> _Requirement_
Make an exact copy of every entry, leaving the pictures out.

[[ Provided information, beginning ]]

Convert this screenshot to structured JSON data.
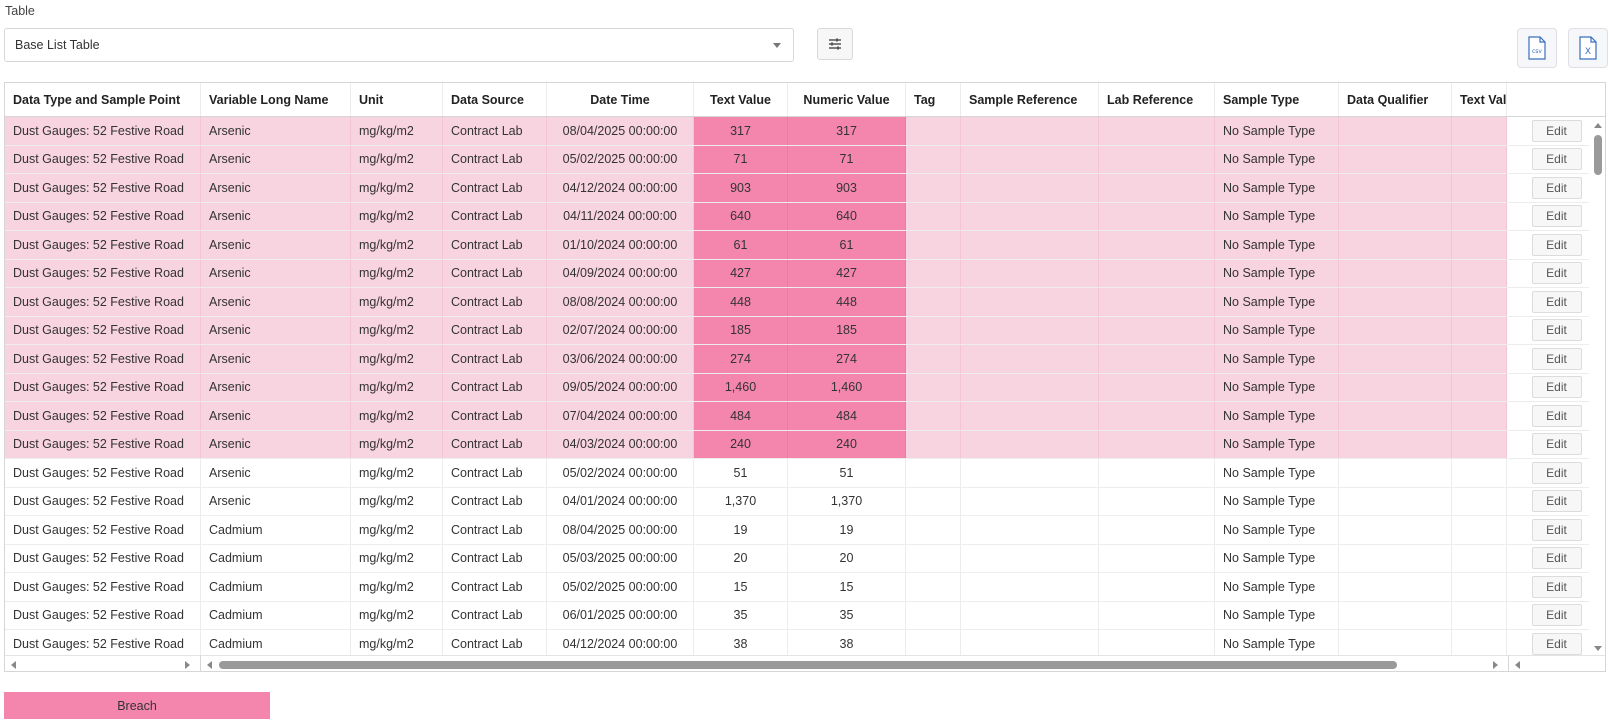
{
  "form": {
    "table_label": "Table",
    "table_select_value": "Base List Table"
  },
  "toolbar": {
    "settings_icon": "sliders-icon",
    "csv_icon": "csv-file-icon",
    "csv_icon_text": "csv",
    "excel_icon": "excel-file-icon",
    "excel_icon_text": "X"
  },
  "grid": {
    "columns": [
      "Data Type and Sample Point",
      "Variable Long Name",
      "Unit",
      "Data Source",
      "Date Time",
      "Text Value",
      "Numeric Value",
      "Tag",
      "Sample Reference",
      "Lab Reference",
      "Sample Type",
      "Data Qualifier",
      "Text Valu",
      ""
    ],
    "edit_label": "Edit",
    "rows": [
      {
        "point": "Dust Gauges: 52 Festive Road",
        "variable": "Arsenic",
        "unit": "mg/kg/m2",
        "source": "Contract Lab",
        "datetime": "08/04/2025 00:00:00",
        "text_value": "317",
        "numeric_value": "317",
        "sample_type": "No Sample Type",
        "breach": true
      },
      {
        "point": "Dust Gauges: 52 Festive Road",
        "variable": "Arsenic",
        "unit": "mg/kg/m2",
        "source": "Contract Lab",
        "datetime": "05/02/2025 00:00:00",
        "text_value": "71",
        "numeric_value": "71",
        "sample_type": "No Sample Type",
        "breach": true
      },
      {
        "point": "Dust Gauges: 52 Festive Road",
        "variable": "Arsenic",
        "unit": "mg/kg/m2",
        "source": "Contract Lab",
        "datetime": "04/12/2024 00:00:00",
        "text_value": "903",
        "numeric_value": "903",
        "sample_type": "No Sample Type",
        "breach": true
      },
      {
        "point": "Dust Gauges: 52 Festive Road",
        "variable": "Arsenic",
        "unit": "mg/kg/m2",
        "source": "Contract Lab",
        "datetime": "04/11/2024 00:00:00",
        "text_value": "640",
        "numeric_value": "640",
        "sample_type": "No Sample Type",
        "breach": true
      },
      {
        "point": "Dust Gauges: 52 Festive Road",
        "variable": "Arsenic",
        "unit": "mg/kg/m2",
        "source": "Contract Lab",
        "datetime": "01/10/2024 00:00:00",
        "text_value": "61",
        "numeric_value": "61",
        "sample_type": "No Sample Type",
        "breach": true
      },
      {
        "point": "Dust Gauges: 52 Festive Road",
        "variable": "Arsenic",
        "unit": "mg/kg/m2",
        "source": "Contract Lab",
        "datetime": "04/09/2024 00:00:00",
        "text_value": "427",
        "numeric_value": "427",
        "sample_type": "No Sample Type",
        "breach": true
      },
      {
        "point": "Dust Gauges: 52 Festive Road",
        "variable": "Arsenic",
        "unit": "mg/kg/m2",
        "source": "Contract Lab",
        "datetime": "08/08/2024 00:00:00",
        "text_value": "448",
        "numeric_value": "448",
        "sample_type": "No Sample Type",
        "breach": true
      },
      {
        "point": "Dust Gauges: 52 Festive Road",
        "variable": "Arsenic",
        "unit": "mg/kg/m2",
        "source": "Contract Lab",
        "datetime": "02/07/2024 00:00:00",
        "text_value": "185",
        "numeric_value": "185",
        "sample_type": "No Sample Type",
        "breach": true
      },
      {
        "point": "Dust Gauges: 52 Festive Road",
        "variable": "Arsenic",
        "unit": "mg/kg/m2",
        "source": "Contract Lab",
        "datetime": "03/06/2024 00:00:00",
        "text_value": "274",
        "numeric_value": "274",
        "sample_type": "No Sample Type",
        "breach": true
      },
      {
        "point": "Dust Gauges: 52 Festive Road",
        "variable": "Arsenic",
        "unit": "mg/kg/m2",
        "source": "Contract Lab",
        "datetime": "09/05/2024 00:00:00",
        "text_value": "1,460",
        "numeric_value": "1,460",
        "sample_type": "No Sample Type",
        "breach": true
      },
      {
        "point": "Dust Gauges: 52 Festive Road",
        "variable": "Arsenic",
        "unit": "mg/kg/m2",
        "source": "Contract Lab",
        "datetime": "07/04/2024 00:00:00",
        "text_value": "484",
        "numeric_value": "484",
        "sample_type": "No Sample Type",
        "breach": true
      },
      {
        "point": "Dust Gauges: 52 Festive Road",
        "variable": "Arsenic",
        "unit": "mg/kg/m2",
        "source": "Contract Lab",
        "datetime": "04/03/2024 00:00:00",
        "text_value": "240",
        "numeric_value": "240",
        "sample_type": "No Sample Type",
        "breach": true
      },
      {
        "point": "Dust Gauges: 52 Festive Road",
        "variable": "Arsenic",
        "unit": "mg/kg/m2",
        "source": "Contract Lab",
        "datetime": "05/02/2024 00:00:00",
        "text_value": "51",
        "numeric_value": "51",
        "sample_type": "No Sample Type",
        "breach": false
      },
      {
        "point": "Dust Gauges: 52 Festive Road",
        "variable": "Arsenic",
        "unit": "mg/kg/m2",
        "source": "Contract Lab",
        "datetime": "04/01/2024 00:00:00",
        "text_value": "1,370",
        "numeric_value": "1,370",
        "sample_type": "No Sample Type",
        "breach": false
      },
      {
        "point": "Dust Gauges: 52 Festive Road",
        "variable": "Cadmium",
        "unit": "mg/kg/m2",
        "source": "Contract Lab",
        "datetime": "08/04/2025 00:00:00",
        "text_value": "19",
        "numeric_value": "19",
        "sample_type": "No Sample Type",
        "breach": false
      },
      {
        "point": "Dust Gauges: 52 Festive Road",
        "variable": "Cadmium",
        "unit": "mg/kg/m2",
        "source": "Contract Lab",
        "datetime": "05/03/2025 00:00:00",
        "text_value": "20",
        "numeric_value": "20",
        "sample_type": "No Sample Type",
        "breach": false
      },
      {
        "point": "Dust Gauges: 52 Festive Road",
        "variable": "Cadmium",
        "unit": "mg/kg/m2",
        "source": "Contract Lab",
        "datetime": "05/02/2025 00:00:00",
        "text_value": "15",
        "numeric_value": "15",
        "sample_type": "No Sample Type",
        "breach": false
      },
      {
        "point": "Dust Gauges: 52 Festive Road",
        "variable": "Cadmium",
        "unit": "mg/kg/m2",
        "source": "Contract Lab",
        "datetime": "06/01/2025 00:00:00",
        "text_value": "35",
        "numeric_value": "35",
        "sample_type": "No Sample Type",
        "breach": false
      },
      {
        "point": "Dust Gauges: 52 Festive Road",
        "variable": "Cadmium",
        "unit": "mg/kg/m2",
        "source": "Contract Lab",
        "datetime": "04/12/2024 00:00:00",
        "text_value": "38",
        "numeric_value": "38",
        "sample_type": "No Sample Type",
        "breach": false
      }
    ]
  },
  "legend": {
    "breach_label": "Breach",
    "breach_color": "#f486ad",
    "breach_row_color": "#f8d3e0"
  }
}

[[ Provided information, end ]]

> _Result_
Convert this screenshot to structured JSON data.
{
  "form": {
    "table_label": "Table",
    "table_select_value": "Base List Table"
  },
  "toolbar": {
    "settings_icon": "sliders-icon",
    "csv_icon": "csv-file-icon",
    "csv_icon_text": "csv",
    "excel_icon": "excel-file-icon",
    "excel_icon_text": "X"
  },
  "grid": {
    "columns": [
      "Data Type and Sample Point",
      "Variable Long Name",
      "Unit",
      "Data Source",
      "Date Time",
      "Text Value",
      "Numeric Value",
      "Tag",
      "Sample Reference",
      "Lab Reference",
      "Sample Type",
      "Data Qualifier",
      "Text Valu",
      ""
    ],
    "edit_label": "Edit",
    "rows": [
      {
        "point": "Dust Gauges: 52 Festive Road",
        "variable": "Arsenic",
        "unit": "mg/kg/m2",
        "source": "Contract Lab",
        "datetime": "08/04/2025 00:00:00",
        "text_value": "317",
        "numeric_value": "317",
        "sample_type": "No Sample Type",
        "breach": true
      },
      {
        "point": "Dust Gauges: 52 Festive Road",
        "variable": "Arsenic",
        "unit": "mg/kg/m2",
        "source": "Contract Lab",
        "datetime": "05/02/2025 00:00:00",
        "text_value": "71",
        "numeric_value": "71",
        "sample_type": "No Sample Type",
        "breach": true
      },
      {
        "point": "Dust Gauges: 52 Festive Road",
        "variable": "Arsenic",
        "unit": "mg/kg/m2",
        "source": "Contract Lab",
        "datetime": "04/12/2024 00:00:00",
        "text_value": "903",
        "numeric_value": "903",
        "sample_type": "No Sample Type",
        "breach": true
      },
      {
        "point": "Dust Gauges: 52 Festive Road",
        "variable": "Arsenic",
        "unit": "mg/kg/m2",
        "source": "Contract Lab",
        "datetime": "04/11/2024 00:00:00",
        "text_value": "640",
        "numeric_value": "640",
        "sample_type": "No Sample Type",
        "breach": true
      },
      {
        "point": "Dust Gauges: 52 Festive Road",
        "variable": "Arsenic",
        "unit": "mg/kg/m2",
        "source": "Contract Lab",
        "datetime": "01/10/2024 00:00:00",
        "text_value": "61",
        "numeric_value": "61",
        "sample_type": "No Sample Type",
        "breach": true
      },
      {
        "point": "Dust Gauges: 52 Festive Road",
        "variable": "Arsenic",
        "unit": "mg/kg/m2",
        "source": "Contract Lab",
        "datetime": "04/09/2024 00:00:00",
        "text_value": "427",
        "numeric_value": "427",
        "sample_type": "No Sample Type",
        "breach": true
      },
      {
        "point": "Dust Gauges: 52 Festive Road",
        "variable": "Arsenic",
        "unit": "mg/kg/m2",
        "source": "Contract Lab",
        "datetime": "08/08/2024 00:00:00",
        "text_value": "448",
        "numeric_value": "448",
        "sample_type": "No Sample Type",
        "breach": true
      },
      {
        "point": "Dust Gauges: 52 Festive Road",
        "variable": "Arsenic",
        "unit": "mg/kg/m2",
        "source": "Contract Lab",
        "datetime": "02/07/2024 00:00:00",
        "text_value": "185",
        "numeric_value": "185",
        "sample_type": "No Sample Type",
        "breach": true
      },
      {
        "point": "Dust Gauges: 52 Festive Road",
        "variable": "Arsenic",
        "unit": "mg/kg/m2",
        "source": "Contract Lab",
        "datetime": "03/06/2024 00:00:00",
        "text_value": "274",
        "numeric_value": "274",
        "sample_type": "No Sample Type",
        "breach": true
      },
      {
        "point": "Dust Gauges: 52 Festive Road",
        "variable": "Arsenic",
        "unit": "mg/kg/m2",
        "source": "Contract Lab",
        "datetime": "09/05/2024 00:00:00",
        "text_value": "1,460",
        "numeric_value": "1,460",
        "sample_type": "No Sample Type",
        "breach": true
      },
      {
        "point": "Dust Gauges: 52 Festive Road",
        "variable": "Arsenic",
        "unit": "mg/kg/m2",
        "source": "Contract Lab",
        "datetime": "07/04/2024 00:00:00",
        "text_value": "484",
        "numeric_value": "484",
        "sample_type": "No Sample Type",
        "breach": true
      },
      {
        "point": "Dust Gauges: 52 Festive Road",
        "variable": "Arsenic",
        "unit": "mg/kg/m2",
        "source": "Contract Lab",
        "datetime": "04/03/2024 00:00:00",
        "text_value": "240",
        "numeric_value": "240",
        "sample_type": "No Sample Type",
        "breach": true
      },
      {
        "point": "Dust Gauges: 52 Festive Road",
        "variable": "Arsenic",
        "unit": "mg/kg/m2",
        "source": "Contract Lab",
        "datetime": "05/02/2024 00:00:00",
        "text_value": "51",
        "numeric_value": "51",
        "sample_type": "No Sample Type",
        "breach": false
      },
      {
        "point": "Dust Gauges: 52 Festive Road",
        "variable": "Arsenic",
        "unit": "mg/kg/m2",
        "source": "Contract Lab",
        "datetime": "04/01/2024 00:00:00",
        "text_value": "1,370",
        "numeric_value": "1,370",
        "sample_type": "No Sample Type",
        "breach": false
      },
      {
        "point": "Dust Gauges: 52 Festive Road",
        "variable": "Cadmium",
        "unit": "mg/kg/m2",
        "source": "Contract Lab",
        "datetime": "08/04/2025 00:00:00",
        "text_value": "19",
        "numeric_value": "19",
        "sample_type": "No Sample Type",
        "breach": false
      },
      {
        "point": "Dust Gauges: 52 Festive Road",
        "variable": "Cadmium",
        "unit": "mg/kg/m2",
        "source": "Contract Lab",
        "datetime": "05/03/2025 00:00:00",
        "text_value": "20",
        "numeric_value": "20",
        "sample_type": "No Sample Type",
        "breach": false
      },
      {
        "point": "Dust Gauges: 52 Festive Road",
        "variable": "Cadmium",
        "unit": "mg/kg/m2",
        "source": "Contract Lab",
        "datetime": "05/02/2025 00:00:00",
        "text_value": "15",
        "numeric_value": "15",
        "sample_type": "No Sample Type",
        "breach": false
      },
      {
        "point": "Dust Gauges: 52 Festive Road",
        "variable": "Cadmium",
        "unit": "mg/kg/m2",
        "source": "Contract Lab",
        "datetime": "06/01/2025 00:00:00",
        "text_value": "35",
        "numeric_value": "35",
        "sample_type": "No Sample Type",
        "breach": false
      },
      {
        "point": "Dust Gauges: 52 Festive Road",
        "variable": "Cadmium",
        "unit": "mg/kg/m2",
        "source": "Contract Lab",
        "datetime": "04/12/2024 00:00:00",
        "text_value": "38",
        "numeric_value": "38",
        "sample_type": "No Sample Type",
        "breach": false
      }
    ]
  },
  "legend": {
    "breach_label": "Breach",
    "breach_color": "#f486ad",
    "breach_row_color": "#f8d3e0"
  }
}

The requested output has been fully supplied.